Article from the Oct 2004 edition, Socialist Voice
John Kerry - "Bush-Lite"
WITH SUCH a popular mood of hatred for George Bush and his administration, you might expect that his Democratic opponent, John Kerry, would have no problem in trouncing him in the upcoming elections. However, his conservative, militaristic image is barely distinguishable from that of Bush, so voters haven't got much to whip up their enthusiasm.
By Daniel Waldron
Polls are showing that the candidates are neck-and-neck in the run up to the election. Events over the next weeks are likely to have a considerable impact on the outcome of the election.
The situation in Iraq is likely to be a deciding factor in the race for the Presidency. Over 1,000 American soldiers have already been killed in Iraq. This has caused concern among large layers of the American population, and now many relatives of the dead are openly calling for an immediate end to the occupation. This mood has hit Bush hard in the approval ratings, despite the fact that the corporate media has actively tried to keep body-bags out of the public eye. This is likely to create support for Kerry, who carefully criticised Bush's approach to the invasion, even though he supported it!
If the situation in Iraq continues to deteriorate and the American public sees an ongoing flow of casualties being brought home, this could have dire consequences for Bush. In the next period, we are likely to see an upsurge in terror attacks in the country, as the Iraqi resistance gathers momentum. Bush realises that Iraq will be central to the election, and that is why he is so desperate to create the illusion of real democracy and change in the country.
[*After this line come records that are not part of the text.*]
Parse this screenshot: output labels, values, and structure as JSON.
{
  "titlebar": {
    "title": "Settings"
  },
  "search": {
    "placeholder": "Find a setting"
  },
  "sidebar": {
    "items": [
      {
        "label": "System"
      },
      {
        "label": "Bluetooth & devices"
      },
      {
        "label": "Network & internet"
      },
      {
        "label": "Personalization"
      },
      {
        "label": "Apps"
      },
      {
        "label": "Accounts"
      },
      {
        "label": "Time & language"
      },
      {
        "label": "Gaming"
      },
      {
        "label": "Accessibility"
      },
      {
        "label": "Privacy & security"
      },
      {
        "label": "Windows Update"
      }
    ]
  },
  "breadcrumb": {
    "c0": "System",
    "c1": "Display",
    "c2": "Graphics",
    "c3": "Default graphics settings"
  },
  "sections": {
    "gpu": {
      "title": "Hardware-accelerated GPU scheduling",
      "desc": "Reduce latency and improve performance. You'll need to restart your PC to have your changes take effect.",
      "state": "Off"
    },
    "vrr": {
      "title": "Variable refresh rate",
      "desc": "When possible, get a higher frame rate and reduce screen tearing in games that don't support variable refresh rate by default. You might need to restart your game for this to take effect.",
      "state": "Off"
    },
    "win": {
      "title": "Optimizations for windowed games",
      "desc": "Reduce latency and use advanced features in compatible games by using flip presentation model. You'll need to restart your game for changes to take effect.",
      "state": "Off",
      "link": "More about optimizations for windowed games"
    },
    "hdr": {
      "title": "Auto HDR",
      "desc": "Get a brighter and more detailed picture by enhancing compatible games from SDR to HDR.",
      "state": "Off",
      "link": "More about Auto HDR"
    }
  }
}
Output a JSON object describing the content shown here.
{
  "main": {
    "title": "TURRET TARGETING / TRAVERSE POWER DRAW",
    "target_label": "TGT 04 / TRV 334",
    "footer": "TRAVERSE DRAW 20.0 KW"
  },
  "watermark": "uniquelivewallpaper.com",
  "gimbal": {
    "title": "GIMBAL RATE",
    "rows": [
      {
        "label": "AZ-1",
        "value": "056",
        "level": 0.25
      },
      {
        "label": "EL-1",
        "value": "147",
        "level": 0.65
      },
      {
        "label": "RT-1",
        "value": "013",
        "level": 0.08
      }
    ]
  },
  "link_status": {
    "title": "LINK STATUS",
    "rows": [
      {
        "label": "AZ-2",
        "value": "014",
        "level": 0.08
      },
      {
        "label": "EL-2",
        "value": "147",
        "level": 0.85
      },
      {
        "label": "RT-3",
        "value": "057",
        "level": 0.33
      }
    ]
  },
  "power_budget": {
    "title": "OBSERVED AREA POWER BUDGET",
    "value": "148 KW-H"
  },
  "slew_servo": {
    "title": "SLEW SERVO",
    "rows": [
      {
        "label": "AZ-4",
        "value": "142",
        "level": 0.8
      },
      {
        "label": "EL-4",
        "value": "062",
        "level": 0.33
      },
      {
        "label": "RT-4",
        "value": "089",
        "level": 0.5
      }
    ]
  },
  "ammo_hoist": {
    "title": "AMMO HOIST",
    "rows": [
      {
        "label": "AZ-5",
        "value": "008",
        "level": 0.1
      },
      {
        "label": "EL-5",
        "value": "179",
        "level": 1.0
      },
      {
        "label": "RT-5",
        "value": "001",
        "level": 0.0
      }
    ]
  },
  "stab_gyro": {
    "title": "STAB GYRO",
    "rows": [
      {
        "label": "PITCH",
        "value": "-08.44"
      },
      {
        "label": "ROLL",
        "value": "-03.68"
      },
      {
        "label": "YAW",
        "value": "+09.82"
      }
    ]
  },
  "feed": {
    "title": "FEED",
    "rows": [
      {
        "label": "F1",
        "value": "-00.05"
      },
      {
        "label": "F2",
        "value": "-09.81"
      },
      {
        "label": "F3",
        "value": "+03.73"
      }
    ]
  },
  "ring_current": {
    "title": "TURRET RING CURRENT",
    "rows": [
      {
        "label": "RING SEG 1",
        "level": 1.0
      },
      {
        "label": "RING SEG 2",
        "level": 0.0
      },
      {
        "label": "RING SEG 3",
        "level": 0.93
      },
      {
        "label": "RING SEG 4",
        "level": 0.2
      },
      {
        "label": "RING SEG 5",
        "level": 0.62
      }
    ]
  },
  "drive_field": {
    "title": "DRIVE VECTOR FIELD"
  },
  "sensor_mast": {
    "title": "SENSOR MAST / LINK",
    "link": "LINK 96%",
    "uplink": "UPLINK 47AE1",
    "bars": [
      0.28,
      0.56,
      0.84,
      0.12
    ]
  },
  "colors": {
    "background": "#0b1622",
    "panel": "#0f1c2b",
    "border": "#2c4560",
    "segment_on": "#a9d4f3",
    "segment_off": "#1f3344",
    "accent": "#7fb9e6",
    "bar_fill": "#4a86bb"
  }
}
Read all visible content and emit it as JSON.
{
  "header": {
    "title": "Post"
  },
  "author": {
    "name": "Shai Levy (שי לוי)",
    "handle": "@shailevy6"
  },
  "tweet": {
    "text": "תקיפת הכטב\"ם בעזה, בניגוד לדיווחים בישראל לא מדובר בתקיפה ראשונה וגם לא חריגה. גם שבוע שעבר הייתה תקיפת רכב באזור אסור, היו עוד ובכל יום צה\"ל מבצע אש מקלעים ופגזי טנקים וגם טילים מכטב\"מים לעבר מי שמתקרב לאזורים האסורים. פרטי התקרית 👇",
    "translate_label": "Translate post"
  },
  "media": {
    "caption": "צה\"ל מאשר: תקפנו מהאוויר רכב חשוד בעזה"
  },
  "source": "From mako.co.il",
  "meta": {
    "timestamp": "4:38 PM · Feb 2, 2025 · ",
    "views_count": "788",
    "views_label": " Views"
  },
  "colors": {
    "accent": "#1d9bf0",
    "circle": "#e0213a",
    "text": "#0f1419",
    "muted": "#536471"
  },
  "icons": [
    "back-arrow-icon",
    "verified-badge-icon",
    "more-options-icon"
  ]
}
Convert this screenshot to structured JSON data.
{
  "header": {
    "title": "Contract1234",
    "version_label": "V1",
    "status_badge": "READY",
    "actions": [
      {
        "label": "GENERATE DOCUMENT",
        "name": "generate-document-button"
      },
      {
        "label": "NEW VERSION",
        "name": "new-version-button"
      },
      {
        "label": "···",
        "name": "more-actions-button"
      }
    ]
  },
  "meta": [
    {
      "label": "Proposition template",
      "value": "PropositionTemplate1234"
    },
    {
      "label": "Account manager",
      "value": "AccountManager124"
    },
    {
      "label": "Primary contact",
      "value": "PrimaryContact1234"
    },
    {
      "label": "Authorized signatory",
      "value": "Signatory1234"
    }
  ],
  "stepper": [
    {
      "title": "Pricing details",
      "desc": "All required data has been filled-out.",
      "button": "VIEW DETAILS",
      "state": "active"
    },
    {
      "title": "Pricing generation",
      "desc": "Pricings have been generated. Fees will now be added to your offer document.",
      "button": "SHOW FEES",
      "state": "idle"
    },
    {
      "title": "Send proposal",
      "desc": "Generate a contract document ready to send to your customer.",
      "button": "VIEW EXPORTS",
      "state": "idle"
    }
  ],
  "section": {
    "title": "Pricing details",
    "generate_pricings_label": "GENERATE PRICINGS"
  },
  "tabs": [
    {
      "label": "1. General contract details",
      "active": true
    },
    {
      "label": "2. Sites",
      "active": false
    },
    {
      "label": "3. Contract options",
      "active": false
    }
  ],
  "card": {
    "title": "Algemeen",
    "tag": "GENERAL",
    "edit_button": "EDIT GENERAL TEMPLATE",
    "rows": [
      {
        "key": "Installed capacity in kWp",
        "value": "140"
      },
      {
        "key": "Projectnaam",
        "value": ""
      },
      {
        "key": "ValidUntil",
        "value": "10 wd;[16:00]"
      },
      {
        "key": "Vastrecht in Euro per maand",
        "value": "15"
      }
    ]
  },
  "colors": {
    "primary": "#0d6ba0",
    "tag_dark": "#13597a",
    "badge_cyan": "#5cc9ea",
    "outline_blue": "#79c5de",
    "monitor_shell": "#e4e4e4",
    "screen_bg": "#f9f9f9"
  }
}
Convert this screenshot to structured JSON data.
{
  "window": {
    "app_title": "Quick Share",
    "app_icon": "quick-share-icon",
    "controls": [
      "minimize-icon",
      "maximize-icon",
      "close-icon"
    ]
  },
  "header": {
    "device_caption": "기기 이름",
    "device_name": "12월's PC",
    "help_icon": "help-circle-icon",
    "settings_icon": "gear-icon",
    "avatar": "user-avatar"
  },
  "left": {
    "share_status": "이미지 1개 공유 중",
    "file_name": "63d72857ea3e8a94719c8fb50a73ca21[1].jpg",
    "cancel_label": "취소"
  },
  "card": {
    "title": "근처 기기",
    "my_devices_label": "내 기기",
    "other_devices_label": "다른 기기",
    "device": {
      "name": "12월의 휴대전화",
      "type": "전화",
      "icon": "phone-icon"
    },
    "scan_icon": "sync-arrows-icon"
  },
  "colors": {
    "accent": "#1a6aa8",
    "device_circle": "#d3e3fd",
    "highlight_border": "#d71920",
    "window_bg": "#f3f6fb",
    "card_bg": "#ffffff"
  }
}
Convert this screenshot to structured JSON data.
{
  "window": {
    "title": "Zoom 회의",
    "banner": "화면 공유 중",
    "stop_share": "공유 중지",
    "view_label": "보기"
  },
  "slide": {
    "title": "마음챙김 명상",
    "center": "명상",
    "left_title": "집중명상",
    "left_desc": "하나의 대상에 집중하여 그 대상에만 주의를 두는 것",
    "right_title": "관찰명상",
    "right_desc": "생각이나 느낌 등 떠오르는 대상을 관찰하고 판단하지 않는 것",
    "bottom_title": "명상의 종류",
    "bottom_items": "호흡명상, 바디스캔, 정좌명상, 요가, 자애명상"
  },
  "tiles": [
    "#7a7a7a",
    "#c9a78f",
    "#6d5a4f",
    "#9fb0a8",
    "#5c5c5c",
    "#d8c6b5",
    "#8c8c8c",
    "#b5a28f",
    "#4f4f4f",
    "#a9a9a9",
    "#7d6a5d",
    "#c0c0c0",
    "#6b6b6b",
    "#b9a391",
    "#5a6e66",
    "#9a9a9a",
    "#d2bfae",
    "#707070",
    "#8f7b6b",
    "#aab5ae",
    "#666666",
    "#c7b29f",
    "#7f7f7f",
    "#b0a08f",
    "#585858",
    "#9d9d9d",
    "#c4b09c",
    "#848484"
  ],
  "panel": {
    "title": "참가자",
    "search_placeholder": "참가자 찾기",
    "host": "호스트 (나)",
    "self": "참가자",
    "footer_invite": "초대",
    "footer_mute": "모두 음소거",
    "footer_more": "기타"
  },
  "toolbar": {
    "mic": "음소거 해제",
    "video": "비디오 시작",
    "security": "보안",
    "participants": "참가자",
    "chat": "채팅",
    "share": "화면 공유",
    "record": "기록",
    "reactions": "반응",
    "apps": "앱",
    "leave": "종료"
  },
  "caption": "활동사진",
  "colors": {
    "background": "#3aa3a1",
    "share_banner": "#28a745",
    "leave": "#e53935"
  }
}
The state of the American economy is also likely to be a decisive factor for Bush and Kerry. After Bush's election in 2000, America went into a recessionary period, which saw the economy contract, with the loss of millions of manufacturing jobs as big business switched production to semi-colonial countries like Mexico, in order to decrease production costs and increase profits. Bush stood idly by while this happened, which caused huge discontent and a slump in his already wavering popularity.
Recently, we have seen a mild recovery and a slow growth in the economy. However, it has created few jobs and brought little confidence to the working and middle classes. In Michigan and Ohio, key "battleground" states, there have been particularly heavy job losses, and polls there currently put Kerry ahead by 7%.
However, Kerry's strategy in the campaign could backfire. He has attempted to outflank Bush on national security, which could turn large numbers of people away from supporting the Democratic candidate, essentially handing the election to Bush. This would then open the way for Bush to accelerate his attacks on personal freedoms in a second term.
Also, Kerry has said that he aims to restore "fiscal responsibility" by decreasing the huge national debt that Bush has built up during his four years in office. However, it is obvious that Kerry will try to achieve this by cutting social welfare and public services. This may cause a swing against Kerry as people fear that his Presidency could mean even greater erosion of real living standards than another term with Bush.
Whether it's Bush or Kerry that emerges victorious from the November elections, one thing is sure, it will still be the interests of big business that are represented in the White House for the next four years, and not the interests of the American working class.
US ELECTION: Bush v Kerry - a battle between warmongers